Posts Tagged Drama
This week: why the self-indulgent nature of anime and manga is mitigated in Inari, Konkon, Koi Iroha, how the art style of KILL la KILL exhibits importance and extravagance, curious about the ending for Chuunibyou Demo Koi ga Shitai! Ren, and why 12 episodes is too short for an anime like Noragami.
This week: Kaiki’s internal conflict and searching for his truth in Monogatari Series Second Season, severely disappointed with Samurai Flamenco, why the family drama is much better than the romance in Nagi no Asukara, and the underappreciated, yet fascinating mecha in Galilei Donna.
This week: being fanservicey but not being a fanservice anime with Stella Jogakuin Koutouka C3-bu, finally satisfying my curiosities in Shingeki no Kyojin, theories on why I can tolerate the melodrama in Genei wo Kakeru Taiyou, and a simple suggestion to make Uchouten Kazoku even better.
The calendar has turned and July is upon us, marking the conclusions of a number of beloved anime last week and signaling the advent of dozens of new shows for the next three months. As with every other season preview here, this one will take a complete and comprehensive look at all the shows airing this Summer with a special focus on all the new franchises and series premiering for the first time. Also included in a quick note about my plans for this season which will include a hiatus to some extent which will likely changed how I write about anime this season. So with that, onto the anime for Summer 2013!

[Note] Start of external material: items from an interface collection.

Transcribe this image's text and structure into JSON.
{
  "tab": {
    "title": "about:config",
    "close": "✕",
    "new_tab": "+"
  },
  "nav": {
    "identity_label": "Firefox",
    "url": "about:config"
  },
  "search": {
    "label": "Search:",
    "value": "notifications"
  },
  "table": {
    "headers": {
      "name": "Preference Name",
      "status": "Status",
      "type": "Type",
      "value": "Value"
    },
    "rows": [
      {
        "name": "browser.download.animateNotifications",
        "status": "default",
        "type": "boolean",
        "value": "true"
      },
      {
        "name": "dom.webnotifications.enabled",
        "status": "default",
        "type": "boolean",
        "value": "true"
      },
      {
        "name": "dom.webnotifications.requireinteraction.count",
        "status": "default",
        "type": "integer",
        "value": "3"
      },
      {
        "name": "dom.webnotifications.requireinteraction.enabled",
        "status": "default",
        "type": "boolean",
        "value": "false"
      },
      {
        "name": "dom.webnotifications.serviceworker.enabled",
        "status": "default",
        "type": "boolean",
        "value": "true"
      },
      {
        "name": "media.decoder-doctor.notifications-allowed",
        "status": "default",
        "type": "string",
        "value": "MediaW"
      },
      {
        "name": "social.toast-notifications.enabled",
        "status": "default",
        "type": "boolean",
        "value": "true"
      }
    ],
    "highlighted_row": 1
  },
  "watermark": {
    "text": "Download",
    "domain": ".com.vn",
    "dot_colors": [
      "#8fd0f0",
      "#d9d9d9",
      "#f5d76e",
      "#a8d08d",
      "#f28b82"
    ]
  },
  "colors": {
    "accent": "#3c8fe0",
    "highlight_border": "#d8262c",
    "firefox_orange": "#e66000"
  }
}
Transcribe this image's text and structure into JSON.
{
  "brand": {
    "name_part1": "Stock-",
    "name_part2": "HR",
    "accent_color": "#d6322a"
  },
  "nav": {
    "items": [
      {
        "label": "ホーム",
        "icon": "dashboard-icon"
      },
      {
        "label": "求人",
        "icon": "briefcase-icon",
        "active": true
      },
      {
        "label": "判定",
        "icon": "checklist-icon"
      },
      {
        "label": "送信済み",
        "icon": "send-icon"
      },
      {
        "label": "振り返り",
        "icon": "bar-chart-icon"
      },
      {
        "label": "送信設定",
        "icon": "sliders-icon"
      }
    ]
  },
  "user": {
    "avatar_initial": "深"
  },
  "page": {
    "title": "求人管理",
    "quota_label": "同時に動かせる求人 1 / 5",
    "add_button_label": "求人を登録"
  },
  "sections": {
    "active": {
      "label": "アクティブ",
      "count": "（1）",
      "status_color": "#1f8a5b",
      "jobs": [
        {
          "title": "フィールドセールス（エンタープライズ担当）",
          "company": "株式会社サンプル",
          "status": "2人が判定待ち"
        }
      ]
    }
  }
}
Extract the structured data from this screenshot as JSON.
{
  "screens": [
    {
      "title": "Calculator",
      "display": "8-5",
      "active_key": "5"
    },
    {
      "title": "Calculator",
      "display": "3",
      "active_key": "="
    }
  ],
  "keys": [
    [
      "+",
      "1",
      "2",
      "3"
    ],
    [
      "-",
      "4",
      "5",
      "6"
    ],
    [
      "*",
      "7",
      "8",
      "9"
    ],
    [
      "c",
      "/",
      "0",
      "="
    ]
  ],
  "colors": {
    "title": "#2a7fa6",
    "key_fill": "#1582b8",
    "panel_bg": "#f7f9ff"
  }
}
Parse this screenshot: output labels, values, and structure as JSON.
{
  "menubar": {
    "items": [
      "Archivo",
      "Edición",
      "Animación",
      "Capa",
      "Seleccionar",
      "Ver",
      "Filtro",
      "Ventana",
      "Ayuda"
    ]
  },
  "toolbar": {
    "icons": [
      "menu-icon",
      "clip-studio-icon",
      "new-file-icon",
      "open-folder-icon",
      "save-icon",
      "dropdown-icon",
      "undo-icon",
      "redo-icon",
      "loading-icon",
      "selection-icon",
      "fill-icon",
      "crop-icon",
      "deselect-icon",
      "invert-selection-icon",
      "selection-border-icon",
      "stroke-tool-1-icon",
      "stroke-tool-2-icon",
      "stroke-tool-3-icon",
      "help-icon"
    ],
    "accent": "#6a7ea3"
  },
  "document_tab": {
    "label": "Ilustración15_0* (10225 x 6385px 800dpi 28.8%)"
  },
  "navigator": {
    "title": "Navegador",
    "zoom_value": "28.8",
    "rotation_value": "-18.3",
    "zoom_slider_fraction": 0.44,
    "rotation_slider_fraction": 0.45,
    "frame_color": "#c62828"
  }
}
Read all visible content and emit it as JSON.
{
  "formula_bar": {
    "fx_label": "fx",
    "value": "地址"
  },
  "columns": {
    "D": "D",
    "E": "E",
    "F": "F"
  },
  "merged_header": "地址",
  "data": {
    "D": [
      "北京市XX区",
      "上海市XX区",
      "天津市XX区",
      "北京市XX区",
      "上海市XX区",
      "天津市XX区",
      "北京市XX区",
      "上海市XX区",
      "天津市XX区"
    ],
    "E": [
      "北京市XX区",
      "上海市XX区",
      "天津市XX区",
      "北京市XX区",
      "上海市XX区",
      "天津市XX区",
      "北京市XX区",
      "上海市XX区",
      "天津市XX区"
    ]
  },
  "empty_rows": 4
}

Last week: the re-sensitization to death in Kakumeiki Valvrave, the complexities of saying ‘farewell’ in Suisei no Gargantia, individual versus team karuta matches in Chihayafuru 2 and a thrilling, informative look inside the police department in To Aru Kagaku no Railgun S.
Last week: appreciating the dramatic visuals of Chihayafuru 2, the use of bright, dazzling colors in Suisei no Gargantia, the divergence of Chiho’s life in Hataraku Maou-sama!, and the sudden emotions and expressiveness of Mikasa in Shingeki no Kyojin.
One of the most fundamental and essential concepts present throughout all of Magi is the romance of adventure. The romance of adventure is not an idea that unifies the romance between two characters with the genre of adventure (although one could argue that a powerful bond existed between Aladdin and Alibaba), but one that quantifies the stylization and presentation of adventure that is largely romantic and idealistic. Whether it was questing through treacherous dungeons, relying on the help of mystic, majestic djinns and their phantasmal magic, fending off monsters and assassins alike or hunting for treasures of unimaginable wealth, the image and feeling of adventure in Magi was portrayed as glamorous, glorious, rewarding and extremely passionate. Magi wanted to show these elements of adventures through this distinctive perspective which then helped enthuse and entertain the audience. As you can imagine, this concept had a significant and permanent impression in Magi.